#### Assigned task:
Please return every line below that contains the string "label".
### Data excerpts
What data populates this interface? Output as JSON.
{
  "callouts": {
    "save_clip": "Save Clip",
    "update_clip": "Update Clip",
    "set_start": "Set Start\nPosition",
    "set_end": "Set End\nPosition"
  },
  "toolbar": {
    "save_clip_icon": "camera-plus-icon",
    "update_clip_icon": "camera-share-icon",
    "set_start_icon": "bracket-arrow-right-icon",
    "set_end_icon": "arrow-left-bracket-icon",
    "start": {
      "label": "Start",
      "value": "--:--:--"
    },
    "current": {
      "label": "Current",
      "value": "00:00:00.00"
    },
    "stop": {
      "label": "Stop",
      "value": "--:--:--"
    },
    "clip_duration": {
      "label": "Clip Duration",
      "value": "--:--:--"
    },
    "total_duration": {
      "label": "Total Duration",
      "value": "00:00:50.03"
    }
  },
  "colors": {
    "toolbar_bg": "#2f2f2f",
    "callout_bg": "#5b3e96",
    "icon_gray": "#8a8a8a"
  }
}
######
#### Answer for the task:
      "label": "Start",
      "label": "Current",
      "label": "Stop",
      "label": "Clip Duration",
      "label": "Total Duration",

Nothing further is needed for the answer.